▼
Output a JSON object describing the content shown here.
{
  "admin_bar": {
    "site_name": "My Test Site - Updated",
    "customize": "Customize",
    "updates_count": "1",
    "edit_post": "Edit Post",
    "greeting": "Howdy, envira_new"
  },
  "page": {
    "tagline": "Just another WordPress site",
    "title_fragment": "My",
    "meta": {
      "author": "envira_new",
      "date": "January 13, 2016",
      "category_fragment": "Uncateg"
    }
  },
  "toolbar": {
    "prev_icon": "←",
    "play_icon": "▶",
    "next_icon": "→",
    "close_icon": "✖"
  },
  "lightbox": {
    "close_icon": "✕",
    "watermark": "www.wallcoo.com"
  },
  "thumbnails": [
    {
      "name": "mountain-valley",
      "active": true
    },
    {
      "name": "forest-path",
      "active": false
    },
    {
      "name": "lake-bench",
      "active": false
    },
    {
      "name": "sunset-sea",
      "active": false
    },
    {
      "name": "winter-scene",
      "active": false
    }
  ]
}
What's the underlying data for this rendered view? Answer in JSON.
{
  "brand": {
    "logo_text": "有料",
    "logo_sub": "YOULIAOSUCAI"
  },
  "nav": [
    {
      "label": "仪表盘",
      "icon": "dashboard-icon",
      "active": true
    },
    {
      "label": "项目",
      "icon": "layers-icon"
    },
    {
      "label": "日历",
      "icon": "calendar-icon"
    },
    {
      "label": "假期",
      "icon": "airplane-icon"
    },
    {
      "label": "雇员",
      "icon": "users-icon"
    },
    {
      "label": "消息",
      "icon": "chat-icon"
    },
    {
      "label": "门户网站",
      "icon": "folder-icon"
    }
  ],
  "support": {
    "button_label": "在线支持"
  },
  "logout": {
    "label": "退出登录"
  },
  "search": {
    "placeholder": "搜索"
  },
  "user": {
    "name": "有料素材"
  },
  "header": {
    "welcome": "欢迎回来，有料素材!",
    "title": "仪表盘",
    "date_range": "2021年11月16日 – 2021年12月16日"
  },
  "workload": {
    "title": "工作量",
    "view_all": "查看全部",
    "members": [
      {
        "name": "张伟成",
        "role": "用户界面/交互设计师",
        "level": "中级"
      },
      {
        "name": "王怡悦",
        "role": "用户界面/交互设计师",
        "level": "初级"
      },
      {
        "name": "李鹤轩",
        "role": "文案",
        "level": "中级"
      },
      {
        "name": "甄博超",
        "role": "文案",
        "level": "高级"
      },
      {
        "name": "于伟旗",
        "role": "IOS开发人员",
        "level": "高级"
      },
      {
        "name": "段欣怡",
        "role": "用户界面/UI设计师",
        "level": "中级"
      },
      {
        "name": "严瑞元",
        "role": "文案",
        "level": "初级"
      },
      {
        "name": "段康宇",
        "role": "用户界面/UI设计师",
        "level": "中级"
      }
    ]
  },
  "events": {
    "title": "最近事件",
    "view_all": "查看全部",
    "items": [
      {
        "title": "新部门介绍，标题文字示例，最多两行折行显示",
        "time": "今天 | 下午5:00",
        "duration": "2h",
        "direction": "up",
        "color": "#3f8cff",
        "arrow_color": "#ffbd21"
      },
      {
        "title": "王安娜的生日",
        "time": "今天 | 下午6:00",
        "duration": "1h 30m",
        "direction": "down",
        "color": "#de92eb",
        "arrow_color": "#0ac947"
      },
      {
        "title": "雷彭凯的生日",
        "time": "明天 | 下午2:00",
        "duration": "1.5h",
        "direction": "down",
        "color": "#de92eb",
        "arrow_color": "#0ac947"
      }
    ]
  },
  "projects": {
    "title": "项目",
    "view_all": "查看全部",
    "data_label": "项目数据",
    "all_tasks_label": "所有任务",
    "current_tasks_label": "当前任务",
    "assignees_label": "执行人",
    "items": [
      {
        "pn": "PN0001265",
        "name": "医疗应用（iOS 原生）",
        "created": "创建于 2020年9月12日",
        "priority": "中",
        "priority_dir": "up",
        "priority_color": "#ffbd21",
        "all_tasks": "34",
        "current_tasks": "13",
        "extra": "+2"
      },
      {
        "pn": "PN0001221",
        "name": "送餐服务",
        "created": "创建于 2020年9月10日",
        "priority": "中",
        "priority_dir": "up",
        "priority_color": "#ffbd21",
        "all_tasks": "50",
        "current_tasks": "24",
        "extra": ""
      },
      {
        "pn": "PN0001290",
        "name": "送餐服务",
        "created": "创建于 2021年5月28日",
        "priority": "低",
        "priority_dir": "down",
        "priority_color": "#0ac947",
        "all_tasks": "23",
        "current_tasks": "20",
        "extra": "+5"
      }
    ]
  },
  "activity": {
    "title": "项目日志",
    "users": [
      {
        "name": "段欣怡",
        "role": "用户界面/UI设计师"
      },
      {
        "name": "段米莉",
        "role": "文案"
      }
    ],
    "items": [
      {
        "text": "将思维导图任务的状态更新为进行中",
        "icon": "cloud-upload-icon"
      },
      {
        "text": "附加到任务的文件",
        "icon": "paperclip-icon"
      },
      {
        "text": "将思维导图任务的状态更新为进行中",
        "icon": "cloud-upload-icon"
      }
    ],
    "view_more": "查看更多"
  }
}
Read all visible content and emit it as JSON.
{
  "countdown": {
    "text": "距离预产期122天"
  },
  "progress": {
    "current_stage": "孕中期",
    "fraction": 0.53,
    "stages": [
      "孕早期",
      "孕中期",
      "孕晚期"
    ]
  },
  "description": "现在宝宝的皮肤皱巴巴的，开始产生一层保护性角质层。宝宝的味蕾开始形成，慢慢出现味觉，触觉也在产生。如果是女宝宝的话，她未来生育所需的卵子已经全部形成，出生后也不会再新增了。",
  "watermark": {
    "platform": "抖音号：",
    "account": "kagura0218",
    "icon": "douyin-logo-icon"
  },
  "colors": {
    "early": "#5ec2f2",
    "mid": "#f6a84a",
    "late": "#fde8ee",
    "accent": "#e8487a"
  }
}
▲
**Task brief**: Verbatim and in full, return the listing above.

**Output of the exercise**:
Output a JSON object describing the content shown here.
{
  "admin_bar": {
    "site_name": "My Test Site - Updated",
    "customize": "Customize",
    "updates_count": "1",
    "edit_post": "Edit Post",
    "greeting": "Howdy, envira_new"
  },
  "page": {
    "tagline": "Just another WordPress site",
    "title_fragment": "My",
    "meta": {
      "author": "envira_new",
      "date": "January 13, 2016",
      "category_fragment": "Uncateg"
    }
  },
  "toolbar": {
    "prev_icon": "←",
    "play_icon": "▶",
    "next_icon": "→",
    "close_icon": "✖"
  },
  "lightbox": {
    "close_icon": "✕",
    "watermark": "www.wallcoo.com"
  },
  "thumbnails": [
    {
      "name": "mountain-valley",
      "active": true
    },
    {
      "name": "forest-path",
      "active": false
    },
    {
      "name": "lake-bench",
      "active": false
    },
    {
      "name": "sunset-sea",
      "active": false
    },
    {
      "name": "winter-scene",
      "active": false
    }
  ]
}
What's the underlying data for this rendered view? Answer in JSON.
{
  "brand": {
    "logo_text": "有料",
    "logo_sub": "YOULIAOSUCAI"
  },
  "nav": [
    {
      "label": "仪表盘",
      "icon": "dashboard-icon",
      "active": true
    },
    {
      "label": "项目",
      "icon": "layers-icon"
    },
    {
      "label": "日历",
      "icon": "calendar-icon"
    },
    {
      "label": "假期",
      "icon": "airplane-icon"
    },
    {
      "label": "雇员",
      "icon": "users-icon"
    },
    {
      "label": "消息",
      "icon": "chat-icon"
    },
    {
      "label": "门户网站",
      "icon": "folder-icon"
    }
  ],
  "support": {
    "button_label": "在线支持"
  },
  "logout": {
    "label": "退出登录"
  },
  "search": {
    "placeholder": "搜索"
  },
  "user": {
    "name": "有料素材"
  },
  "header": {
    "welcome": "欢迎回来，有料素材!",
    "title": "仪表盘",
    "date_range": "2021年11月16日 – 2021年12月16日"
  },
  "workload": {
    "title": "工作量",
    "view_all": "查看全部",
    "members": [
      {
        "name": "张伟成",
        "role": "用户界面/交互设计师",
        "level": "中级"
      },
      {
        "name": "王怡悦",
        "role": "用户界面/交互设计师",
        "level": "初级"
      },
      {
        "name": "李鹤轩",
        "role": "文案",
        "level": "中级"
      },
      {
        "name": "甄博超",
        "role": "文案",
        "level": "高级"
      },
      {
        "name": "于伟旗",
        "role": "IOS开发人员",
        "level": "高级"
      },
      {
        "name": "段欣怡",
        "role": "用户界面/UI设计师",
        "level": "中级"
      },
      {
        "name": "严瑞元",
        "role": "文案",
        "level": "初级"
      },
      {
        "name": "段康宇",
        "role": "用户界面/UI设计师",
        "level": "中级"
      }
    ]
  },
  "events": {
    "title": "最近事件",
    "view_all": "查看全部",
    "items": [
      {
        "title": "新部门介绍，标题文字示例，最多两行折行显示",
        "time": "今天 | 下午5:00",
        "duration": "2h",
        "direction": "up",
        "color": "#3f8cff",
        "arrow_color": "#ffbd21"
      },
      {
        "title": "王安娜的生日",
        "time": "今天 | 下午6:00",
        "duration": "1h 30m",
        "direction": "down",
        "color": "#de92eb",
        "arrow_color": "#0ac947"
      },
      {
        "title": "雷彭凯的生日",
        "time": "明天 | 下午2:00",
        "duration": "1.5h",
        "direction": "down",
        "color": "#de92eb",
        "arrow_color": "#0ac947"
      }
    ]
  },
  "projects": {
    "title": "项目",
    "view_all": "查看全部",
    "data_label": "项目数据",
    "all_tasks_label": "所有任务",
    "current_tasks_label": "当前任务",
    "assignees_label": "执行人",
    "items": [
      {
        "pn": "PN0001265",
        "name": "医疗应用（iOS 原生）",
        "created": "创建于 2020年9月12日",
        "priority": "中",
        "priority_dir": "up",
        "priority_color": "#ffbd21",
        "all_tasks": "34",
        "current_tasks": "13",
        "extra": "+2"
      },
      {
        "pn": "PN0001221",
        "name": "送餐服务",
        "created": "创建于 2020年9月10日",
        "priority": "中",
        "priority_dir": "up",
        "priority_color": "#ffbd21",
        "all_tasks": "50",
        "current_tasks": "24",
        "extra": ""
      },
      {
        "pn": "PN0001290",
        "name": "送餐服务",
        "created": "创建于 2021年5月28日",
        "priority": "低",
        "priority_dir": "down",
        "priority_color": "#0ac947",
        "all_tasks": "23",
        "current_tasks": "20",
        "extra": "+5"
      }
    ]
  },
  "activity": {
    "title": "项目日志",
    "users": [
      {
        "name": "段欣怡",
        "role": "用户界面/UI设计师"
      },
      {
        "name": "段米莉",
        "role": "文案"
      }
    ],
    "items": [
      {
        "text": "将思维导图任务的状态更新为进行中",
        "icon": "cloud-upload-icon"
      },
      {
        "text": "附加到任务的文件",
        "icon": "paperclip-icon"
      },
      {
        "text": "将思维导图任务的状态更新为进行中",
        "icon": "cloud-upload-icon"
      }
    ],
    "view_more": "查看更多"
  }
}
Read all visible content and emit it as JSON.
{
  "countdown": {
    "text": "距离预产期122天"
  },
  "progress": {
    "current_stage": "孕中期",
    "fraction": 0.53,
    "stages": [
      "孕早期",
      "孕中期",
      "孕晚期"
    ]
  },
  "description": "现在宝宝的皮肤皱巴巴的，开始产生一层保护性角质层。宝宝的味蕾开始形成，慢慢出现味觉，触觉也在产生。如果是女宝宝的话，她未来生育所需的卵子已经全部形成，出生后也不会再新增了。",
  "watermark": {
    "platform": "抖音号：",
    "account": "kagura0218",
    "icon": "douyin-logo-icon"
  },
  "colors": {
    "early": "#5ec2f2",
    "mid": "#f6a84a",
    "late": "#fde8ee",
    "accent": "#e8487a"
  }
}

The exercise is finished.